Dr. Coldfield managed the research target lists. Many exoplanets first discovered by the previous generation of exoplanet-detecting telescopes remained important candidates: all within ±2.0 planetary masses, in the habitable zone, and orbiting stars in stable systems.
But primary targets changed. Dr. Coldfield collaborated with astrophysicists worldwide to develop new star chart models based the Celestial catalogue—an ongoing project of a fellow space agency. Operating the dynamic galactic map could swing time back and forth to see how stars moved through the galaxy. And with these models, it was possible to figure out which of the candidate exoplanets sat within the Observational Transit Zone, and could potentially see their planet.
Lyn held little faith in discovering life so close, but she and her colleagues convinced the AEON team to bump the OTZ candidates within 30 parsecs to the top of the list.
The first dumps of data were too controversial to believe, let alone release to the public. So they performed calibration tests, updated the AEON’s systems, and waited and listened. And got the same results.
AEON detected signatures of life in the atmosphere of IMP 10084d, an exoplanet square in the habitable zone, with a planetary mass differential of ±0.9, and only 11.617 parsecs away. The sisterworld had life.
Someone slipped, and LAST—the Lunar Aperture Spherical Telescope tuned to IMP 10084d. They heard something. Artificial radio noise, analogous to a broadcast.
Lyn blew her lid. And so did the whole planet.
The first signal they could piece together—billions of times fainter than its source—coalesced as an audiovisual medium. LAST invited Lyn and the AEON team to the screening:
Some sort of writing appeared on a… computer screen? And then, a photo of a woman. Recognizably a woman, two eyes and a nose and white teeth. Though an alien skin tone, a sort of light, pinkish beige, and even stranger yellow hair of the sort rarely even seen on rebellious youth. But a person?
The images passed quickly from an aerial accident, to the woman lying in a room resembling a surgical suite. The video switched to a primitive vector graph of a woman’s body, and digital depictions of mechanical components within her skull, arm and legs. This was followed by footage of the woman using this technology. She appeared as if no accident had ever occurred.

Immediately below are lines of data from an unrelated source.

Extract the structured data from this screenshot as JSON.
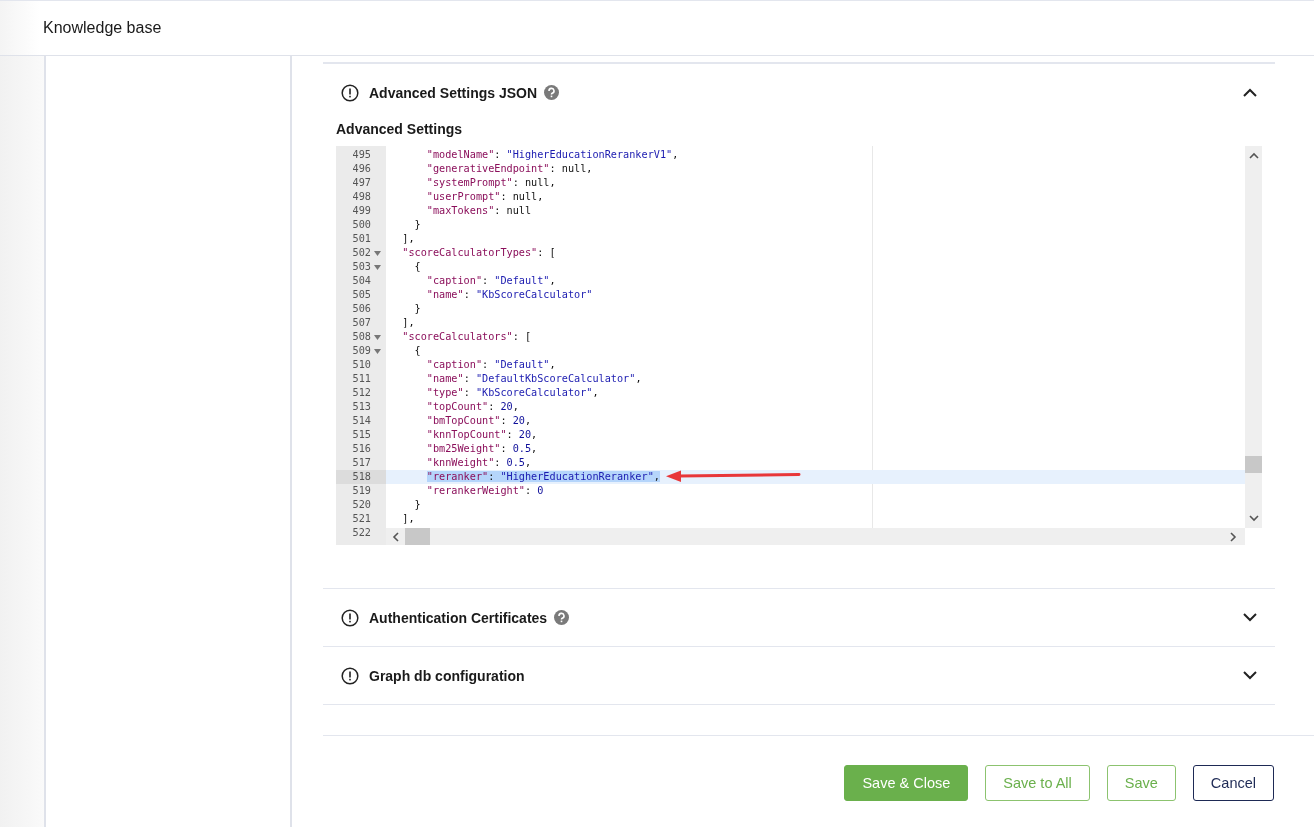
{
  "header": {
    "title": "Knowledge base"
  },
  "sections": [
    {
      "title": "Advanced Settings JSON",
      "help": true,
      "expanded": true,
      "field_label": "Advanced Settings",
      "editor": {
        "lines": [
          {
            "number": "495",
            "foldable": false,
            "selected": false,
            "text": "      \"modelName\": \"HigherEducationRerankerV1\","
          },
          {
            "number": "496",
            "foldable": false,
            "selected": false,
            "text": "      \"generativeEndpoint\": null,"
          },
          {
            "number": "497",
            "foldable": false,
            "selected": false,
            "text": "      \"systemPrompt\": null,"
          },
          {
            "number": "498",
            "foldable": false,
            "selected": false,
            "text": "      \"userPrompt\": null,"
          },
          {
            "number": "499",
            "foldable": false,
            "selected": false,
            "text": "      \"maxTokens\": null"
          },
          {
            "number": "500",
            "foldable": false,
            "selected": false,
            "text": "    }"
          },
          {
            "number": "501",
            "foldable": false,
            "selected": false,
            "text": "  ],"
          },
          {
            "number": "502",
            "foldable": true,
            "selected": false,
            "text": "  \"scoreCalculatorTypes\": ["
          },
          {
            "number": "503",
            "foldable": true,
            "selected": false,
            "text": "    {"
          },
          {
            "number": "504",
            "foldable": false,
            "selected": false,
            "text": "      \"caption\": \"Default\","
          },
          {
            "number": "505",
            "foldable": false,
            "selected": false,
            "text": "      \"name\": \"KbScoreCalculator\""
          },
          {
            "number": "506",
            "foldable": false,
            "selected": false,
            "text": "    }"
          },
          {
            "number": "507",
            "foldable": false,
            "selected": false,
            "text": "  ],"
          },
          {
            "number": "508",
            "foldable": true,
            "selected": false,
            "text": "  \"scoreCalculators\": ["
          },
          {
            "number": "509",
            "foldable": true,
            "selected": false,
            "text": "    {"
          },
          {
            "number": "510",
            "foldable": false,
            "selected": false,
            "text": "      \"caption\": \"Default\","
          },
          {
            "number": "511",
            "foldable": false,
            "selected": false,
            "text": "      \"name\": \"DefaultKbScoreCalculator\","
          },
          {
            "number": "512",
            "foldable": false,
            "selected": false,
            "text": "      \"type\": \"KbScoreCalculator\","
          },
          {
            "number": "513",
            "foldable": false,
            "selected": false,
            "text": "      \"topCount\": 20,"
          },
          {
            "number": "514",
            "foldable": false,
            "selected": false,
            "text": "      \"bmTopCount\": 20,"
          },
          {
            "number": "515",
            "foldable": false,
            "selected": false,
            "text": "      \"knnTopCount\": 20,"
          },
          {
            "number": "516",
            "foldable": false,
            "selected": false,
            "text": "      \"bm25Weight\": 0.5,"
          },
          {
            "number": "517",
            "foldable": false,
            "selected": false,
            "text": "      \"knnWeight\": 0.5,"
          },
          {
            "number": "518",
            "foldable": false,
            "selected": true,
            "text": "      \"reranker\": \"HigherEducationReranker\","
          },
          {
            "number": "519",
            "foldable": false,
            "selected": false,
            "text": "      \"rerankerWeight\": 0"
          },
          {
            "number": "520",
            "foldable": false,
            "selected": false,
            "text": "    }"
          },
          {
            "number": "521",
            "foldable": false,
            "selected": false,
            "text": "  ],"
          },
          {
            "number": "522",
            "foldable": false,
            "selected": false
          }
        ]
      }
    },
    {
      "title": "Authentication Certificates",
      "help": true,
      "expanded": false
    },
    {
      "title": "Graph db configuration",
      "help": false,
      "expanded": false
    }
  ],
  "buttons": [
    {
      "label": "Save & Close",
      "kind": "primary"
    },
    {
      "label": "Save to All",
      "kind": "secondary"
    },
    {
      "label": "Save",
      "kind": "secondary"
    },
    {
      "label": "Cancel",
      "kind": "neutral"
    }
  ]
}
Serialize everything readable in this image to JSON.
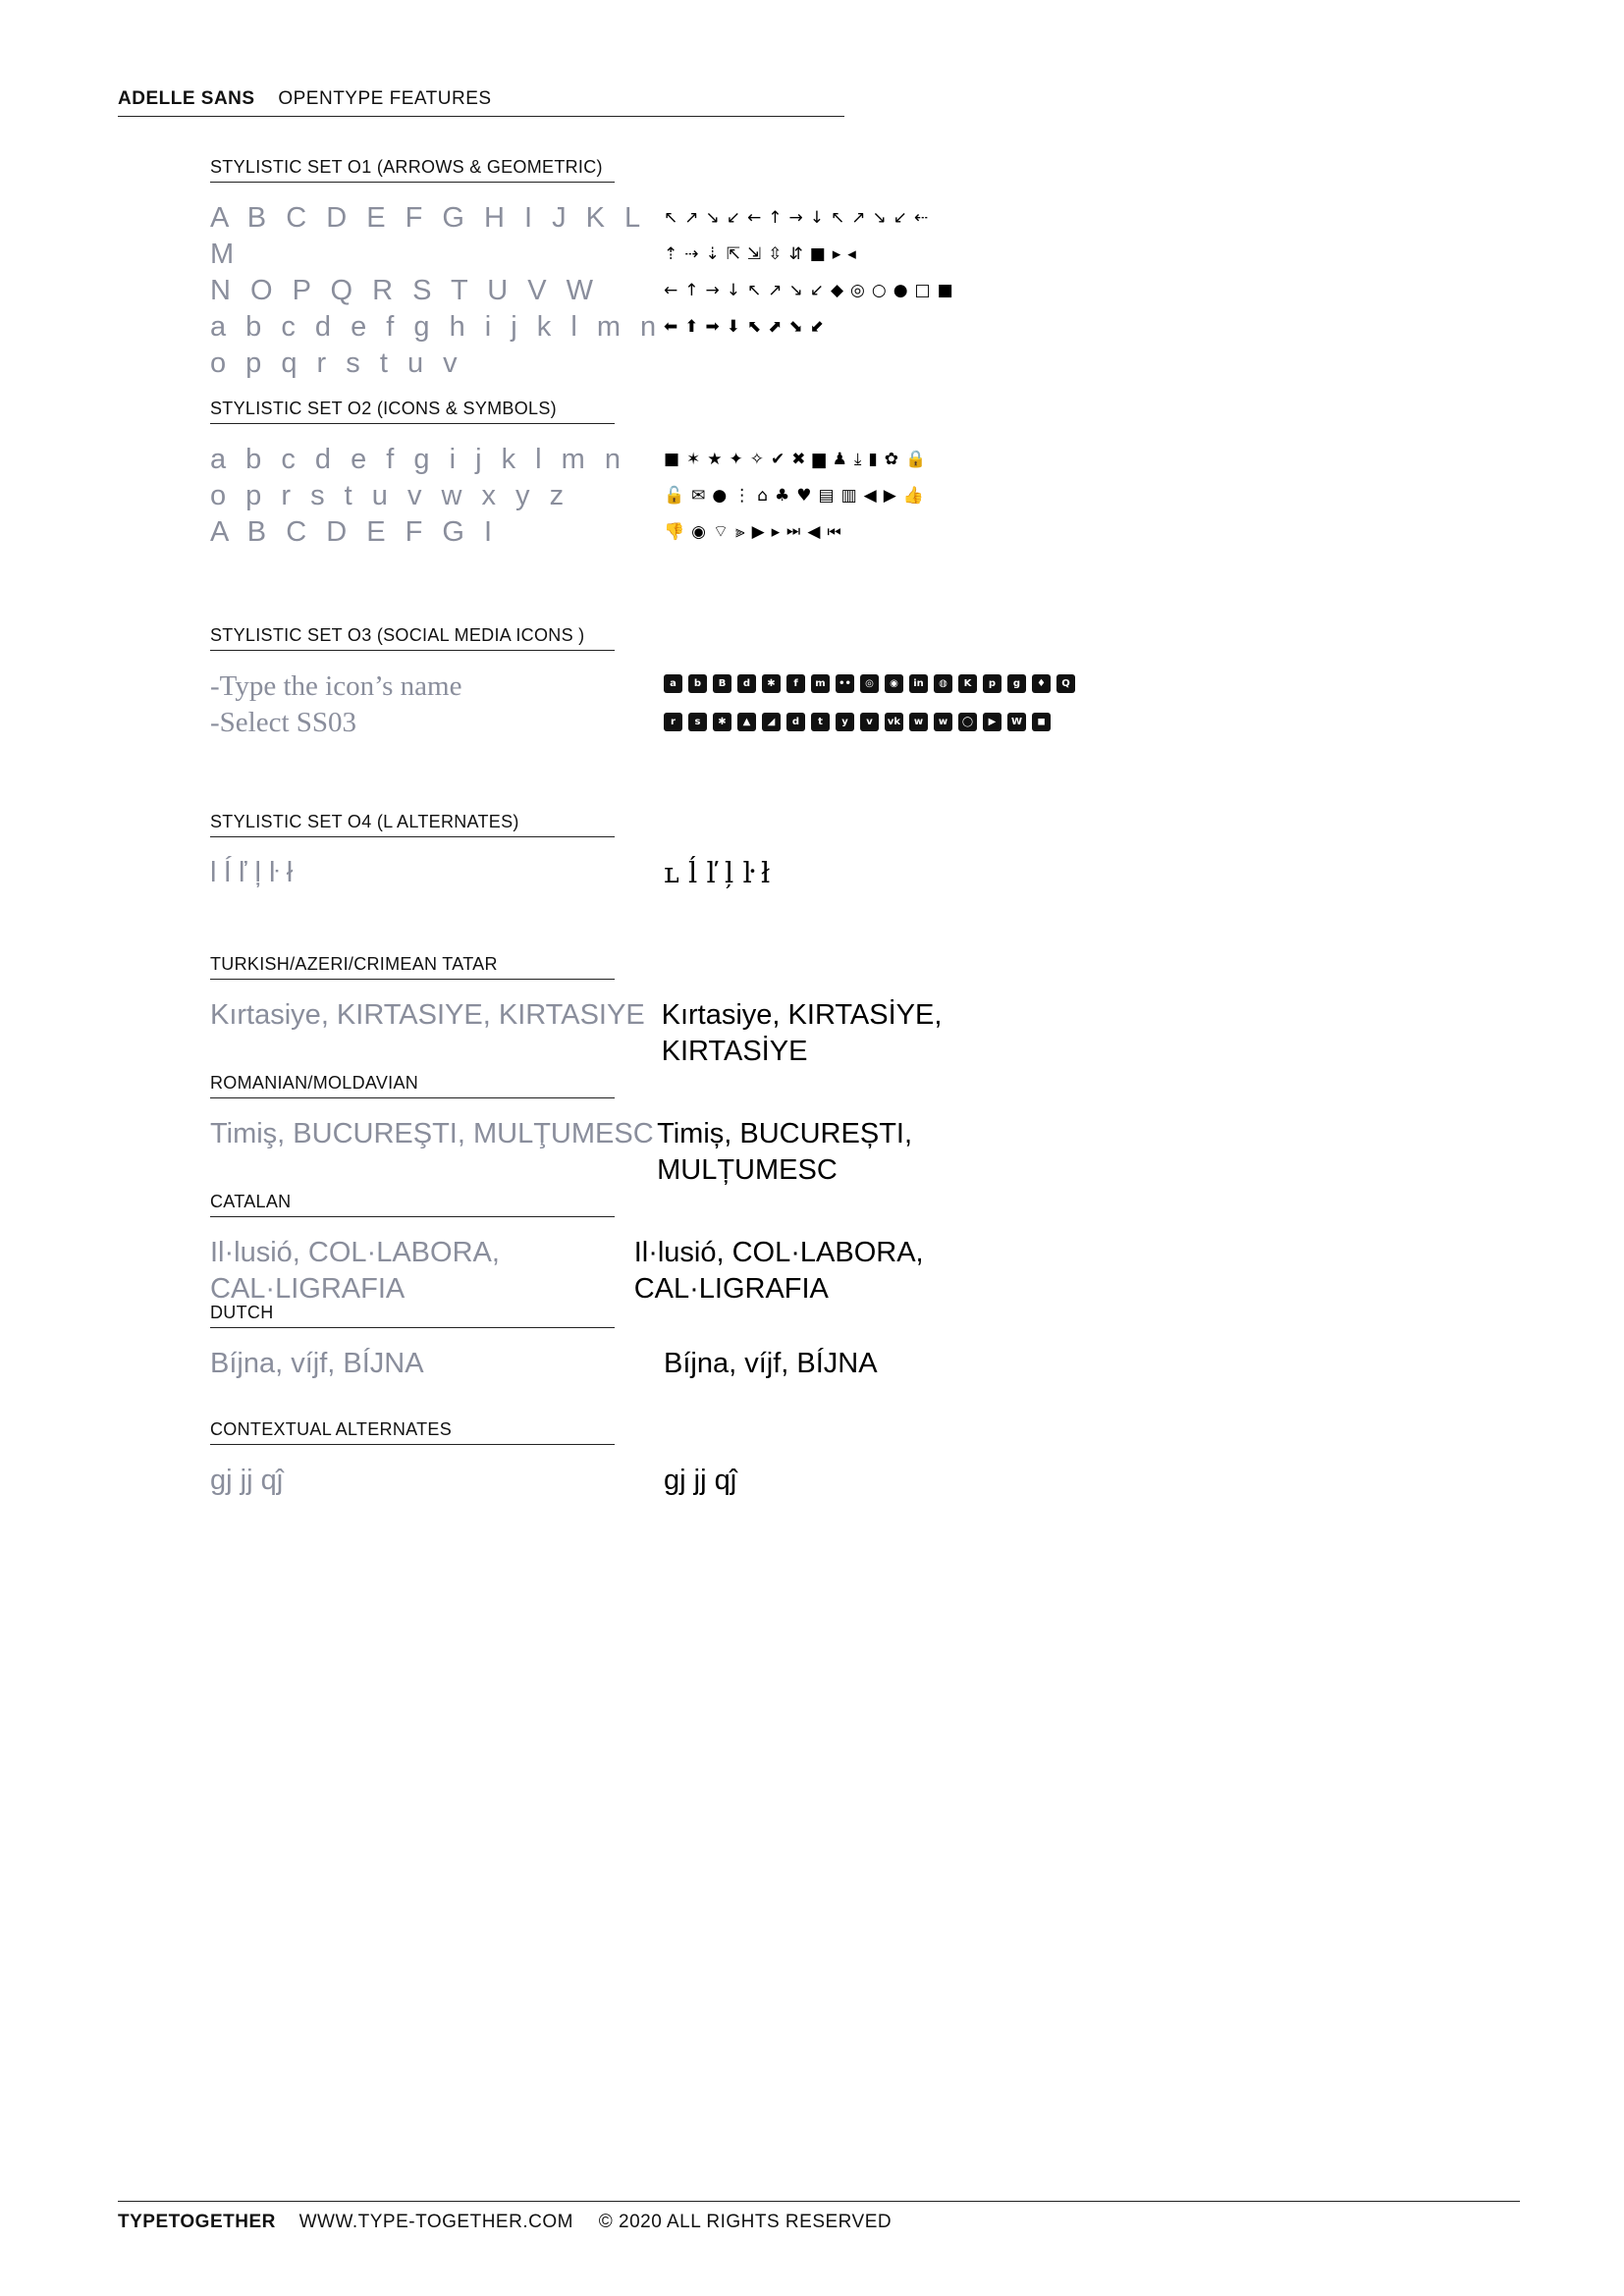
{
  "header": {
    "brand": "ADELLE SANS",
    "title": "OPENTYPE FEATURES"
  },
  "sections": [
    {
      "label": "STYLISTIC SET O1 (ARROWS & GEOMETRIC)",
      "left": [
        "A B C D E F G H I J K L M",
        "N O P Q R S T U V W",
        "a b c d e f g h i j k l m n",
        "o p q r s t u v"
      ],
      "right": [
        "↖↗↘↙←↑→↓↖↗↘↙⇠",
        "⇡⇢⇣⇱⇲⇳⇵■▸◂",
        "←↑→↓↖↗↘↙◆◎○●□■",
        "⬅⬆➡⬇⬉⬈⬊⬋"
      ]
    },
    {
      "label": "STYLISTIC SET O2 (ICONS & SYMBOLS)",
      "left": [
        "a b c d e f g i j k l m n",
        "o p r s t u v w x y z",
        "A B C D E F G I"
      ],
      "right": [
        "■✶★✦✧✔✖▆♟⤓▮✿🔒",
        "🔓✉●⋮⌂♣♥▤▥◀▶👍",
        "👎◉⌔⫸▶▸⏭◀⏮"
      ]
    },
    {
      "label": "STYLISTIC SET O3 (SOCIAL MEDIA ICONS )",
      "left": [
        "-Type the icon’s name",
        "-Select SS03"
      ],
      "icons": [
        "a",
        "b",
        "B",
        "d",
        "✱",
        "f",
        "m",
        "••",
        "◎",
        "◉",
        "in",
        "◍",
        "K",
        "p",
        "g",
        "♦",
        "Q",
        "r",
        "s",
        "✱",
        "▲",
        "◢",
        "d",
        "t",
        "y",
        "v",
        "vk",
        "w",
        "weibo",
        "◯",
        "▶",
        "W",
        "◼"
      ]
    },
    {
      "label": "STYLISTIC SET O4 (L ALTERNATES)",
      "left": "l ĺ ľ ļ ŀ ł",
      "right": "ʟ ĺ ľ ļ ŀ ł"
    },
    {
      "label": "TURKISH/AZERI/CRIMEAN TATAR",
      "left": "Kırtasiye, KIRTASIYE, KIRTASIYE",
      "right": "Kırtasiye, KIRTASİYE, KIRTASİYE"
    },
    {
      "label": "ROMANIAN/MOLDAVIAN",
      "left": "Timiş, BUCUREŞTI, MULŢUMESC",
      "right": "Timiș, BUCUREȘTI, MULȚUMESC"
    },
    {
      "label": "CATALAN",
      "left": "Il·lusió, COL·LABORA, CAL·LIGRAFIA",
      "right": "Il·lusió, COL·LABORA, CAL·LIGRAFIA"
    },
    {
      "label": "DUTCH",
      "left": "Bíjna, víjf, BÍJNA",
      "right": "Bíjna, víjf, BÍJNA"
    },
    {
      "label": "CONTEXTUAL ALTERNATES",
      "left": "gj jj qĵ",
      "right": "gj jj qĵ"
    }
  ],
  "footer": {
    "brand": "TYPETOGETHER",
    "url": "WWW.TYPE-TOGETHER.COM",
    "copyright": "© 2020 ALL RIGHTS RESERVED"
  }
}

The joint AEON/LAST team estimated the video was broadcast for dissemination to IMP 10084d’s population approximately 38 orbits prior to their collection of the transmission.
How could life mirror their own so closely? Why was this civilization broadcasting biomechanical technology—exceeding their own—to the public? Were they celebrating science? Was it propaganda? Entertainment?
Another three IMP-d orbits spent collecting and distributing data yielded the first key to cracking one of the languages: a recurring program called Sesame Street.
IMP-d was called Earth—in their language Lyn’s world was called Ball. Earth had a fossil record much much older than theirs. They had a scientific field called evolution that was nonexistent on Ball—there was no precedent for the theory to build from. Through all the medical and biological information they could glean, the people of Ball were humans just as on Earth.
The only way to understand how this could have occurred was to talk to them. The OZT window would be open for another 106 Earth years. Ball broadcast. Lyn hoped the Earth would listen.
This flash piece was directly inspired by Lisa Kaltenegger & Jackie Faherty’s June 23, 2021 Nature publication “Past, Present and Future Stars That Can See Earth as a Transiting Exoplanet”. The main character is named after them: Lyn (from Jackie, Jacquelyn) Coldfield (a shoddy translation of Kaltenegger).
I’ve used a roman à clef format to replace names of real scientific equipment. AEON is a specialized version of the James Webb Space Telescope; the last generation of exoplanet-detecting telescopes—though this wasn’t their sole function—are the Kepler Space Telescope and the Hubble; the Celestial catalogue is based on ESA’s Gaia eDR3 catalog; what I call the Observational Transit Zone (OTZ) is actually the Earth Transit Zone (ETZ); IMP is HIP; LAST is a play on FAST, the Five hundred meter Aperture Spherical Telescope in China.
To the best of my knowledge, however, there is no G-type main sequence star within the Earth Transit Zone 11.617 parsecs (37.89 light years) from Sol, let alone an exoplanet with characteristics nearly identical to ours.
This work is licensed under a Creative Commons Attribution-NonCommercial-NoDerivatives 4.0 International License.
One thought on ““Front Row Seats””